This email comes from an anonymous blog reader, and I think we can all relate to this concern:
Lately, I have been having trouble finding inspiration and the drive to actually write something. Instead of writing when I sit down with my computer, I end up checking my email, surfing the Web, and discovering other ways to waste precious writing time. In addition to being a bad procrastinator, I also have trouble finding good ideas for novels that sound interesting and appealing to my target audience. I feel like writing is constantly an uphill battle for me. How can you tell if you’re just not meant to be a writer?
Well, there are no guarantees in life, of course. You can never be 100% sure of anything, including whether or not you’re meant to be a writer. Or, I should say, you can be completely sure of it in your head but reality may not always match that conviction. There are several answers to this question, and I will strive to be as comprehensive as possible.
First, why do writers sometimes waste a lot of time and procrastinate when they know they should be writing? The good news is, all of the professional writers I know, many of them bestsellers with lots of books on the shelves, do this. They have good days and bad days, they celebrate and complain, they ride the highs and lows of creativity, just like the rest of us. But writing is their job, they’re getting paid, they have deadlines, so the most successful of them keep showing up to the page to write, even if they don’t feel like it. Because they are writers. So one piece of advice I can give you right off the bat is to keep writing and keep up your habit. If you find yourself avoiding a part in your novel that’s challenging or doesn’t feel right for some reason, skip that part and write around it. The temptation to avoid writing something and stay blocked is always there, but the trick is to keep writing past it, around it, underneath it, and the block will loosen up eventually.
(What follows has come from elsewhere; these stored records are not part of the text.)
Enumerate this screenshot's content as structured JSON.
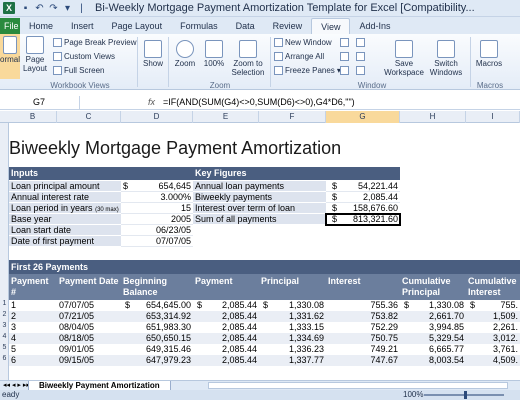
{
  "window": {
    "title": "Bi-Weekly Mortgage Payment Amortization Template for Excel  [Compatibility..."
  },
  "tabs": [
    "File",
    "Home",
    "Insert",
    "Page Layout",
    "Formulas",
    "Data",
    "Review",
    "View",
    "Add-Ins"
  ],
  "ribbon": {
    "normal": "ormal",
    "page_layout": "Page Layout",
    "page_break": "Page Break Preview",
    "custom_views": "Custom Views",
    "full_screen": "Full Screen",
    "show": "Show",
    "zoom": "Zoom",
    "zoom100": "100%",
    "zoom_sel": "Zoom to Selection",
    "new_window": "New Window",
    "arrange_all": "Arrange All",
    "freeze": "Freeze Panes",
    "save_ws": "Save Workspace",
    "switch": "Switch Windows",
    "macros": "Macros",
    "grp_views": "Workbook Views",
    "grp_zoom": "Zoom",
    "grp_window": "Window",
    "grp_macros": "Macros"
  },
  "formula_bar": {
    "cell": "G7",
    "fx": "fx",
    "formula": "=IF(AND(SUM(G4)<>0,SUM(D6)<>0),G4*D6,\"\")"
  },
  "columns": [
    "B",
    "C",
    "D",
    "E",
    "F",
    "G",
    "H",
    "I"
  ],
  "rows": [
    "1",
    "2",
    "3",
    "4",
    "5",
    "6",
    "7",
    "8",
    "9",
    "10",
    "",
    "",
    "",
    "",
    "",
    "",
    "",
    "1",
    "2",
    "3",
    "4",
    "5",
    "6"
  ],
  "sheet": {
    "title": "Biweekly Mortgage Payment Amortization",
    "inputs_hdr": "Inputs",
    "key_hdr": "Key Figures",
    "inputs": [
      {
        "label": "Loan principal amount",
        "cur": "$",
        "value": "654,645"
      },
      {
        "label": "Annual interest rate",
        "cur": "",
        "value": "3.000%"
      },
      {
        "label": "Loan period in years",
        "note": "(30 max)",
        "cur": "",
        "value": "15"
      },
      {
        "label": "Base year",
        "cur": "",
        "value": "2005"
      },
      {
        "label": "Loan start date",
        "cur": "",
        "value": "06/23/05"
      },
      {
        "label": "Date of first payment",
        "cur": "",
        "value": "07/07/05"
      }
    ],
    "key_figures": [
      {
        "label": "Annual loan payments",
        "cur": "$",
        "value": "54,221.44"
      },
      {
        "label": "Biweekly payments",
        "cur": "$",
        "value": "2,085.44"
      },
      {
        "label": "Interest over term of loan",
        "cur": "$",
        "value": "158,676.60"
      },
      {
        "label": "Sum of all payments",
        "cur": "$",
        "value": "813,321.60"
      }
    ],
    "payments_hdr": "First 26 Payments",
    "table_headers": [
      "Payment #",
      "Payment Date",
      "Beginning Balance",
      "Payment",
      "Principal",
      "Interest",
      "Cumulative Principal",
      "Cumulative Interest"
    ],
    "table_rows": [
      [
        "1",
        "07/07/05",
        "654,645.00",
        "2,085.44",
        "1,330.08",
        "755.36",
        "1,330.08",
        "755."
      ],
      [
        "2",
        "07/21/05",
        "653,314.92",
        "2,085.44",
        "1,331.62",
        "753.82",
        "2,661.70",
        "1,509."
      ],
      [
        "3",
        "08/04/05",
        "651,983.30",
        "2,085.44",
        "1,333.15",
        "752.29",
        "3,994.85",
        "2,261."
      ],
      [
        "4",
        "08/18/05",
        "650,650.15",
        "2,085.44",
        "1,334.69",
        "750.75",
        "5,329.54",
        "3,012."
      ],
      [
        "5",
        "09/01/05",
        "649,315.46",
        "2,085.44",
        "1,336.23",
        "749.21",
        "6,665.77",
        "3,761."
      ],
      [
        "6",
        "09/15/05",
        "647,979.23",
        "2,085.44",
        "1,337.77",
        "747.67",
        "8,003.54",
        "4,509."
      ]
    ]
  },
  "sheet_tab": "Biweekly Payment Amortization",
  "status": {
    "left": "eady",
    "zoom": "100%"
  }
}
The other part of the equation, of course, is the idea and the project. Sometimes, the writing urge may be there but writers get derailed by an idea that just won’t come together. So they stop writing, but the writing isn’t actually the problem. Writing a novel is a long process full of frustration and crisis (for the writer and the character, ideally). If you are losing excitement for your idea, you are going to be your own worst cheerleader. I say it’s perfectly fine to put a novel idea aside if it isn’t working or if inspiration has struck elsewhere. You can always open the file back up and start typing at another time. But if you have ideas you’re not excited about, how do you expect readers to get psyched?
So there are three issues at play: the writing, the point in the story that may be causing you to avoid it, the story idea itself. Diagnose which is making you stuck. Most likely, it is story-related. Jazz up your story or start another one. If it really is the writing, maybe take a break. If you miss it and want to come back, that will reinvigorate you.
One way writers tend to get frustrated, also, is by setting too-high goals for themselves right at the beginning. When I started writing, as a teen, I told myself that I would be completely unacceptable as a human being unless I published a novel by age sixteen. Did that happen? No. Did that put a lot of pressure on my writing at the time and take the fun out of it? Absolutely.
The fact is, not everyone who strikes out to publish a novel will end up reaching that goal. But there are many more writers out there than authors who have books on the shelves. If writing is something you are called to do for life, it you can’t think of doing anything else, then take the heat off yourself in terms of seeking publication. Take a little bit of time off. Get back into why you love writing in the first place. No matter what anybody says, publishing will still be there when you want to take another run at a book contract or an agent.
But if you find yourself churning out joyless, passionless stories or writing, day after day (and not just a brief block or period of depression), something is wrong, and you should fix it before you slog through to the query and then submission. If you’re not excited, it’ll be hard for us to get excited, too.